`References`

:

[1] W. Grathwohl, R. T. Q. Chen, J. Bettencourt, I. Sutskever, D. Duvenaud.
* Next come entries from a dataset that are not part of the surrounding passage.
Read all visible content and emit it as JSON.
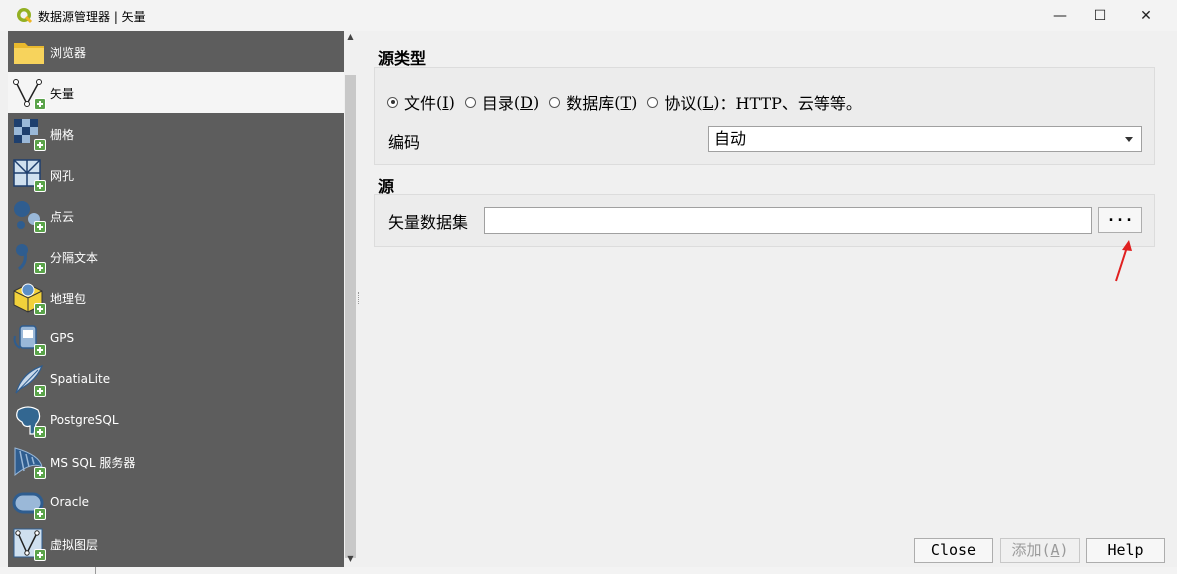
{
  "window": {
    "title": "数据源管理器 | 矢量",
    "minimize_symbol": "—",
    "maximize_symbol": "☐",
    "close_symbol": "✕"
  },
  "sidebar": {
    "items": [
      {
        "label": "浏览器",
        "icon": "folder-icon",
        "selected": false
      },
      {
        "label": "矢量",
        "icon": "vector-icon",
        "selected": true
      },
      {
        "label": "栅格",
        "icon": "raster-icon",
        "selected": false
      },
      {
        "label": "网孔",
        "icon": "mesh-icon",
        "selected": false
      },
      {
        "label": "点云",
        "icon": "point-cloud-icon",
        "selected": false
      },
      {
        "label": "分隔文本",
        "icon": "delimited-text-icon",
        "selected": false
      },
      {
        "label": "地理包",
        "icon": "geopackage-icon",
        "selected": false
      },
      {
        "label": "GPS",
        "icon": "gps-icon",
        "selected": false
      },
      {
        "label": "SpatiaLite",
        "icon": "spatialite-icon",
        "selected": false
      },
      {
        "label": "PostgreSQL",
        "icon": "postgresql-icon",
        "selected": false
      },
      {
        "label": "MS SQL 服务器",
        "icon": "mssql-icon",
        "selected": false
      },
      {
        "label": "Oracle",
        "icon": "oracle-icon",
        "selected": false
      },
      {
        "label": "虚拟图层",
        "icon": "virtual-layer-icon",
        "selected": false
      }
    ]
  },
  "source_type": {
    "title": "源类型",
    "options": [
      {
        "text": "文件",
        "key": "I",
        "selected": true
      },
      {
        "text": "目录",
        "key": "D",
        "selected": false
      },
      {
        "text": "数据库",
        "key": "T",
        "selected": false
      },
      {
        "text": "协议",
        "key": "L",
        "suffix": "：HTTP、云等等。",
        "selected": false
      }
    ],
    "encoding_label": "编码",
    "encoding_value": "自动"
  },
  "source": {
    "title": "源",
    "dataset_label": "矢量数据集",
    "dataset_value": "",
    "browse_label": "···"
  },
  "footer": {
    "close_label": "Close",
    "add_label": "添加",
    "add_key": "A",
    "help_label": "Help"
  },
  "colors": {
    "sidebar_bg": "#5d5d5d",
    "selected_bg": "#f5f5f5",
    "annotation_arrow": "#e02020",
    "plus_badge": "#5aa34a"
  }
}
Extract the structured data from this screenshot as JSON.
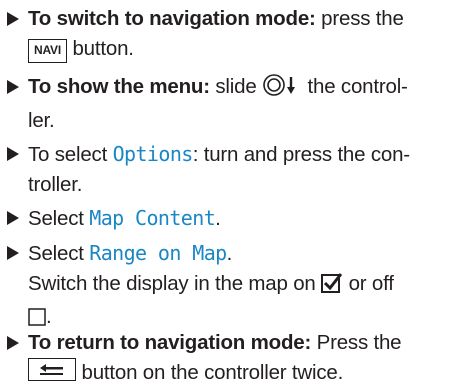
{
  "steps": [
    {
      "lead": "To switch to navigation mode:",
      "text_after_lead": " press the",
      "button_label": "NAVI",
      "text_end": "button."
    },
    {
      "lead": "To show the menu:",
      "text_after_lead": " slide",
      "text_end": "the control-",
      "text_wrap": "ler."
    },
    {
      "text_before": "To select ",
      "menu_term": "Options",
      "text_after": ": turn and press the con-",
      "text_wrap": "troller."
    },
    {
      "text_before": "Select ",
      "menu_term": "Map Content",
      "text_after": "."
    },
    {
      "text_before": "Select ",
      "menu_term": "Range on Map",
      "text_after": ".",
      "line2_before": "Switch the display in the map on",
      "line2_middle": "or off",
      "line3_end": "."
    },
    {
      "lead": "To return to navigation mode:",
      "text_after_lead": " Press the",
      "text_end": "button on the controller twice."
    }
  ],
  "icons": {
    "bullet": "triangle-bullet-icon",
    "controller_slide_down": "controller-slide-down-icon",
    "checked_box": "checked-box-icon",
    "unchecked_box": "unchecked-box-icon",
    "back_button": "back-arrow-icon"
  },
  "colors": {
    "text": "#231f20",
    "menu_term": "#1a86c6"
  }
}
FFJORD: Free-Form Continuous Dynamic For Scalable Reversible Generative Models. arXiv preprint at arXiv1810.01367, 2018.